“Fundamentally different technology requires a fundamentally different approach to education,” said Nazario, since these STEM principles are typically learned in college. Age-appropriate education initiatives, like IBM’s hackathon, need to be developed, she added.
Fortier suggested exposing children earlier, at the ages of five or six, to “learn the basics of the language” of quantum science so that they understand these principles to later apply them.
Adults without a degree in physics or quantum studies should not shy away from retraining themselves, added Washington, a professor of mathematics who did so herself.
A growing number of resources exist for adults to retrain from online courses and
college lectures. The University of Chicago, for example, now offers a certifications program to train STEM professionals in quantum technology.

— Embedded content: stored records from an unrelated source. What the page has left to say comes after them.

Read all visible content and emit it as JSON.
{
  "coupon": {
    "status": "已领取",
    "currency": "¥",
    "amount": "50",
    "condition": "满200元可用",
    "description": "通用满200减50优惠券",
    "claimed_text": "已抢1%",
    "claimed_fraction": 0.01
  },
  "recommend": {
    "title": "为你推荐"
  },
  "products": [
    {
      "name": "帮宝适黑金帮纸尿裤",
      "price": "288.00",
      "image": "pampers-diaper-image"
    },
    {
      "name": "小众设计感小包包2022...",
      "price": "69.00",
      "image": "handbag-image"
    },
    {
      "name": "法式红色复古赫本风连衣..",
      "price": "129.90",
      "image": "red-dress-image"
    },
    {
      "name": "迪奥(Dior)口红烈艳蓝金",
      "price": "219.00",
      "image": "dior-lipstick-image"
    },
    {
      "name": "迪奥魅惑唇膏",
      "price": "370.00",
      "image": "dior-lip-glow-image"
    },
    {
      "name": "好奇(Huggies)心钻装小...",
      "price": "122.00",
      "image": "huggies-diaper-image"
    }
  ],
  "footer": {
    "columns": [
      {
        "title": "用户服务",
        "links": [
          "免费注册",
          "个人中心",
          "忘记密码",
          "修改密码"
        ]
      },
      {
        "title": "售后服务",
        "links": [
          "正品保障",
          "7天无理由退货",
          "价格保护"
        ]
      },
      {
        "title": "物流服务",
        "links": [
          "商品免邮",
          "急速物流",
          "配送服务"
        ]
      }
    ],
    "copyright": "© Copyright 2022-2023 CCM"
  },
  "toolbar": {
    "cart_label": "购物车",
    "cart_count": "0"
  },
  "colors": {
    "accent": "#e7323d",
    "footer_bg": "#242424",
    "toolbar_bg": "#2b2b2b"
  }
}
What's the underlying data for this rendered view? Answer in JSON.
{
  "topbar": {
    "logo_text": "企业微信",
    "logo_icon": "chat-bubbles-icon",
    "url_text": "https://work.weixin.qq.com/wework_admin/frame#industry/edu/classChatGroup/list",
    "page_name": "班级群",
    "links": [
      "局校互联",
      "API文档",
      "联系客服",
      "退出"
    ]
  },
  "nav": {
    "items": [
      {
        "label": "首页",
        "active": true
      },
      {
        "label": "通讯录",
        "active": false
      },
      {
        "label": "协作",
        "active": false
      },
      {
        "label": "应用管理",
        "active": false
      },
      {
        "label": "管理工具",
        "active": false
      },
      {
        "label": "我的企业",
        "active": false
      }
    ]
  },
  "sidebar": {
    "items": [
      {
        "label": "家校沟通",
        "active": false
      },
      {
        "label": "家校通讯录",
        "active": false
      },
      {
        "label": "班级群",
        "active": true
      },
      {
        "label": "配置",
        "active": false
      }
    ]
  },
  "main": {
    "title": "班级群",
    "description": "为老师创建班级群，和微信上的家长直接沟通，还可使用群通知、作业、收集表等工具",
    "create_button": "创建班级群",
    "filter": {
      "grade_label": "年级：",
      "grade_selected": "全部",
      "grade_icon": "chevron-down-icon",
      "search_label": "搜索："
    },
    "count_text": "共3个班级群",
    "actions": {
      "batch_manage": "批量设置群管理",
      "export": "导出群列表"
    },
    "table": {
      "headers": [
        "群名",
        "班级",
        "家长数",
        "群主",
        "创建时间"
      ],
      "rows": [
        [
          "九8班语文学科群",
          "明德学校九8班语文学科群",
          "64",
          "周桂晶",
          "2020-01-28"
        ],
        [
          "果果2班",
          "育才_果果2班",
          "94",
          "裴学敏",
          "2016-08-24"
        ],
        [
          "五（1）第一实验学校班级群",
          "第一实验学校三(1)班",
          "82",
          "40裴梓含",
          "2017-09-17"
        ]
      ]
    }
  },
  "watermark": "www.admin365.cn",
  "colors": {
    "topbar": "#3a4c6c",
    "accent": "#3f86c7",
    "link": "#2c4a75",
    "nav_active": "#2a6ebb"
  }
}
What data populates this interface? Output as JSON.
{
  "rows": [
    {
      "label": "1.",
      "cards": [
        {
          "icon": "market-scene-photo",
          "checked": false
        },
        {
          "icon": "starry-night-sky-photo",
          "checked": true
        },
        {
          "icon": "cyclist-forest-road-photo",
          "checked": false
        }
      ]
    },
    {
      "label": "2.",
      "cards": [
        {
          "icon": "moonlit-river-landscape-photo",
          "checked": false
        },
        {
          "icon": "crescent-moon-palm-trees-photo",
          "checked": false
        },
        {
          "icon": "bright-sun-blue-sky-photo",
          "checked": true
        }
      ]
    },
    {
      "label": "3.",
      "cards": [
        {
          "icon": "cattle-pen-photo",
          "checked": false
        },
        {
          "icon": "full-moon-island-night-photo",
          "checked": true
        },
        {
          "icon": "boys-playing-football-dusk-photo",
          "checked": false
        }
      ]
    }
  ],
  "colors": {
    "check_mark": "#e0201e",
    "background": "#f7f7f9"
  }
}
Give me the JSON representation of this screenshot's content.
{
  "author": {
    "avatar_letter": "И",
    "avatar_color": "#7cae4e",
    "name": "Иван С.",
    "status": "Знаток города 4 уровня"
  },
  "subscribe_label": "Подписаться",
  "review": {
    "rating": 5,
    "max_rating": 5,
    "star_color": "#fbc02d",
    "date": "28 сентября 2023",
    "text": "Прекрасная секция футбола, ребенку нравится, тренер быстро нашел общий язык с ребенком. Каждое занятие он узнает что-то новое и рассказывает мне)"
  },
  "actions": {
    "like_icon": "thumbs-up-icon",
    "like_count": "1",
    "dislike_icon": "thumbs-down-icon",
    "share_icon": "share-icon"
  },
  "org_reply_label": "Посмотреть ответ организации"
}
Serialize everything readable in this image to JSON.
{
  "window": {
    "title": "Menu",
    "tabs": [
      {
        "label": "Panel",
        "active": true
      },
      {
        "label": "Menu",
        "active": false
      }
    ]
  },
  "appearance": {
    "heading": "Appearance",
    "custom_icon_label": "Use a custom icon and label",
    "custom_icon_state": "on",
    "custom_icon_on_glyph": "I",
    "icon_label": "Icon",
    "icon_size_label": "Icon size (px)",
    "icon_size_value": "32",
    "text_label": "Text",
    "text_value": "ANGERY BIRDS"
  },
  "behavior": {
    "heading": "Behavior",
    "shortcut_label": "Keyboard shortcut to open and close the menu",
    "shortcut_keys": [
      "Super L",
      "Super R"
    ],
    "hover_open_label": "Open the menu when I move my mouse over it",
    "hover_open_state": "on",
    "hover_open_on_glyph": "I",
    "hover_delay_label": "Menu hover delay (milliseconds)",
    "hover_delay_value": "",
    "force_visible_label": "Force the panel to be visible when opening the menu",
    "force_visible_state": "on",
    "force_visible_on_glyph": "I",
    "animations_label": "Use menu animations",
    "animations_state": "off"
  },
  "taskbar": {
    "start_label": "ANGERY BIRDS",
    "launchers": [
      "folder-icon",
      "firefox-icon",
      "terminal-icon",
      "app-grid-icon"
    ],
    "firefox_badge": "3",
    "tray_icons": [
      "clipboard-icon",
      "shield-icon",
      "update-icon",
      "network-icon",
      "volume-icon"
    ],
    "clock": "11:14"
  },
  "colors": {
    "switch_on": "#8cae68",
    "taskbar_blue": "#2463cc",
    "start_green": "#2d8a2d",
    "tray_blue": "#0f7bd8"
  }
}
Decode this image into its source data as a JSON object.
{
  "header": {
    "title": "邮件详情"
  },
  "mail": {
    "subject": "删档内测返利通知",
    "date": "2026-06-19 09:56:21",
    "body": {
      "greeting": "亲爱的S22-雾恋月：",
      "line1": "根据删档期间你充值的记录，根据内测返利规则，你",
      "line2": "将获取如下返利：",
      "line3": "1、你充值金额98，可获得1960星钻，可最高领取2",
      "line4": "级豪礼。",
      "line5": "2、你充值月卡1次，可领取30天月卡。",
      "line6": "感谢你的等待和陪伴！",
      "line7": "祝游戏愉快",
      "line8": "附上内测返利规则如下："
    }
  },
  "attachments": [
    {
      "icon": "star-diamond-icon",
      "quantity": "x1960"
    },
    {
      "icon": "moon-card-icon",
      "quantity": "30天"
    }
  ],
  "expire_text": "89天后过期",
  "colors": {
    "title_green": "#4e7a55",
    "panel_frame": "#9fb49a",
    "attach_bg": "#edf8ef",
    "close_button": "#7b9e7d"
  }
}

Another early education initiative panelists pointed to was the National Q-12 Education
Partnership aimed to expand quantum education and tools by bringing together the professional, industry, and educational communities.
“The opportunities are endless, so take the quantum leap,” Washington urged.
In The News
AUSTIN, Texas — A federal judge overturned Texas Gov. Greg Abbott's executive order banning mask mandates in public schools on... Read More
AUSTIN, Texas — A federal judge overturned Texas Gov. Greg Abbott's executive order banning mask mandates in public schools on Wednesday, freeing local officials to set their own masking orders once again. U.S. District Court Judge Lee Yeakel ruled Texas officials’ efforts to prevent local masking... Read More
COLUMBIA, S.C. — A group representing school boards across South Carolina has withdrawn from its national parent organization in a... Read More
COLUMBIA, S.C. — A group representing school boards across South Carolina has withdrawn from its national parent organization in a dispute over a letter related to threats on school board members by those opposed to COVID-19 mandates in schools. The South Carolina School Boards Association voted... Read More
Tumbling COVID-19 case counts have some schools around the U.S. considering relaxing their mask rules, but deaths nationally have been... Read More
Tumbling COVID-19 case counts have some schools around the U.S. considering relaxing their mask rules, but deaths nationally have been ticking up over the past few weeks, some rural hospitals are showing signs of strain, and cold weather is setting in. The number of new cases... Read More
WASHINGTON — The Federal Communications Commission continues efforts to close the homework gap, announcing another $1.3 billion in funding requests... Read More
WASHINGTON — The Federal Communications Commission continues efforts to close the homework gap, announcing another $1.3 billion in funding requests were received during the second application window of the Emergency Connectivity Fund program today. This second funding round is poised to support another 2.4 million connected... Read More
GUILFORD, Conn. (AP) — A racial reckoning began years ago for the Guilford school system, first with an episode in... Read More
GUILFORD, Conn. (AP) — A racial reckoning began years ago for the Guilford school system, first with an episode in which a student wore blackface makeup to a home football game and then a fraught debate over the elimination of its mascot, the Indians. After the... Read More
STORRS, Conn. (AP) — Nurses around the U.S. are getting burned out by the COVID-19 crisis and quitting, yet applications... Read More
STORRS, Conn. (AP) — Nurses around the U.S. are getting burned out by the COVID-19 crisis and quitting, yet applications to nursing schools are rising, driven by what educators say are young people who see the global emergency as an opportunity and a challenge. Among them... Read More